For example, it has come to my attention that my 23-year old son is now a heavy tipper. These days he drives a 54-mile roundtrip each day to his job as a custodian at a federal office building outside the nation’s capital. He’s a good driver, but when he stops off for coffee along the way, he might pull out a $20 bill to pay for a single cup of java, then walk away. His generosity is not because he’s got such deep pockets; it’s because he wants to avoid the impossible math involved in the exchange and, even more, the eye contact that goes along with it. Whose pocket that leftover chunk of change ends up in is totally dependent upon the scruples of the particular cashier. It took me months to figure out where all his change was going and how to remedy the situation with a few five dollar bills, but these are the kind of real world surprises that continue to sneak up on us every day. This reminds me to be careful about who I allow to “keep the change” when it comes to planning ahead for my son’s future.

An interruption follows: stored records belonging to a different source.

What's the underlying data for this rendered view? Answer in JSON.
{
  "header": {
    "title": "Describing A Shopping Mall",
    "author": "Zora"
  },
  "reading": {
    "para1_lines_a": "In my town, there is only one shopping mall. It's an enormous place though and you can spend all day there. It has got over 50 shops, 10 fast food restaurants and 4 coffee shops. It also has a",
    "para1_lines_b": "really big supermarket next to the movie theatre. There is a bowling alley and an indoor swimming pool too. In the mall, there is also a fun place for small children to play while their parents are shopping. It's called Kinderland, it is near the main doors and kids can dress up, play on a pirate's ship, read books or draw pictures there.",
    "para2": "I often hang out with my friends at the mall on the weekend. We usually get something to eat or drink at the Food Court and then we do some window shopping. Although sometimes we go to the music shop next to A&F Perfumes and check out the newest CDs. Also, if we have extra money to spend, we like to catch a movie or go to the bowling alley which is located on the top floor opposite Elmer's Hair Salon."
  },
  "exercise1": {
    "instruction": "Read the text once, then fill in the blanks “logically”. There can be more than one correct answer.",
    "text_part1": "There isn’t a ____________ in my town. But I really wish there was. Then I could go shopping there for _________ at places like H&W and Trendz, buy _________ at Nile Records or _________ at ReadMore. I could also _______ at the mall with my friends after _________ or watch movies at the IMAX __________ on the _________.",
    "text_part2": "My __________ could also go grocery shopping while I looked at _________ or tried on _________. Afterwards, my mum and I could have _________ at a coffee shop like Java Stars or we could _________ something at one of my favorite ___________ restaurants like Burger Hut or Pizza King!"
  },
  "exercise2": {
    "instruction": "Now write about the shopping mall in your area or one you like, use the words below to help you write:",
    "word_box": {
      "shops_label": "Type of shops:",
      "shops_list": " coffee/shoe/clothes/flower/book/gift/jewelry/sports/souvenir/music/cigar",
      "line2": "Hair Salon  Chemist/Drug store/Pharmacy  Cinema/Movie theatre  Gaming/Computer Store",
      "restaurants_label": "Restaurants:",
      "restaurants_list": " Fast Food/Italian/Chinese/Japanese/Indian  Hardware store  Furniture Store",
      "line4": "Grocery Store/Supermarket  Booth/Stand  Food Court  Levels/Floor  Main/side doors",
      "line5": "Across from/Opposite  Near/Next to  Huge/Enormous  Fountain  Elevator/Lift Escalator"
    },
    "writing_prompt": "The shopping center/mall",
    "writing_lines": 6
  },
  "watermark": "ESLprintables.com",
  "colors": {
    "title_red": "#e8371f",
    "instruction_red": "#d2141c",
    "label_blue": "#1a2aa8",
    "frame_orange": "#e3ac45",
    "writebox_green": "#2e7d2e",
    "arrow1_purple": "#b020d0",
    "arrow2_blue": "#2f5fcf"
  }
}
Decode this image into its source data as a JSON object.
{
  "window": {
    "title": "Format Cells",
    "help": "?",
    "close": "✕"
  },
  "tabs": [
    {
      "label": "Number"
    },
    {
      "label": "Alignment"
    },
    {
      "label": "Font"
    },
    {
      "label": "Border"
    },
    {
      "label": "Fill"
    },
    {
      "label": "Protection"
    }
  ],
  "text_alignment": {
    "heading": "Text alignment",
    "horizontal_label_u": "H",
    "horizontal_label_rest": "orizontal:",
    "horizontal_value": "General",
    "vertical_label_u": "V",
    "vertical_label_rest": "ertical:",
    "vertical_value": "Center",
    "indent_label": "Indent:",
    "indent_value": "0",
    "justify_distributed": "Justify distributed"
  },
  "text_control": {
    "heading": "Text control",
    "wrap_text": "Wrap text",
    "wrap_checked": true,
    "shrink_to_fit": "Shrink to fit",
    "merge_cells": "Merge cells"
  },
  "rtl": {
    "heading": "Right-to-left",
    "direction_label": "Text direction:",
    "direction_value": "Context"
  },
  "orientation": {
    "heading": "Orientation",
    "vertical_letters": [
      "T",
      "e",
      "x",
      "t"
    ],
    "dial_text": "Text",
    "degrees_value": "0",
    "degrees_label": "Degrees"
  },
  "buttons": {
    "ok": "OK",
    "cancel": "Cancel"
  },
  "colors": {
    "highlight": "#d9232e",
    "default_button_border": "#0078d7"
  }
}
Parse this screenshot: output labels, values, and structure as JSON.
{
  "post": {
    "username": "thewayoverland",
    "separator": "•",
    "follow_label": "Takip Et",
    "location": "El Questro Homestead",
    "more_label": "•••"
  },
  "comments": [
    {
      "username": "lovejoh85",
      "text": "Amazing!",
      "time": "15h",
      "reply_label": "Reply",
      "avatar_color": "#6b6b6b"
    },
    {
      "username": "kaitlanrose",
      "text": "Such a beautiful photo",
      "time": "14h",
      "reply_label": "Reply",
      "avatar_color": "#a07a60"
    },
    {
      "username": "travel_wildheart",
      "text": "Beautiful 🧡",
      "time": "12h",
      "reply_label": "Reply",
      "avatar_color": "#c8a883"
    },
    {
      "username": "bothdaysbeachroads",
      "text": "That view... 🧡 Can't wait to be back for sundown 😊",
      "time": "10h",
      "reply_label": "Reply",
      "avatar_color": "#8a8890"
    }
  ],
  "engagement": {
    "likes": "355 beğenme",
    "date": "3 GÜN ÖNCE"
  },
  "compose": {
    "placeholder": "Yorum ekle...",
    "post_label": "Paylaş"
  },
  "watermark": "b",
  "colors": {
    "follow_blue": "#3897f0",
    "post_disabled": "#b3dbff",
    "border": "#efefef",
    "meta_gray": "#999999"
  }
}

You know, it’s true what mothers have always said about the time with our children: “The days go by like years, and the years go by like days.” So go ahead and let your child ride the big yellow public school bus for now. It’ll do him no harm. And that way he can count on your really being there for him once school lets out for good.
“In Their Own Words” is a series within the Autism Speaks blog which shares the voices of people who have autism, as well as their loved ones. If you have a story you wish to share about your personal experience with autism, please send it to email@example.com. Autism Speaks reserves the right to edit contributions for space, style and content. Because of the volume of submissions, not all can be published on the site.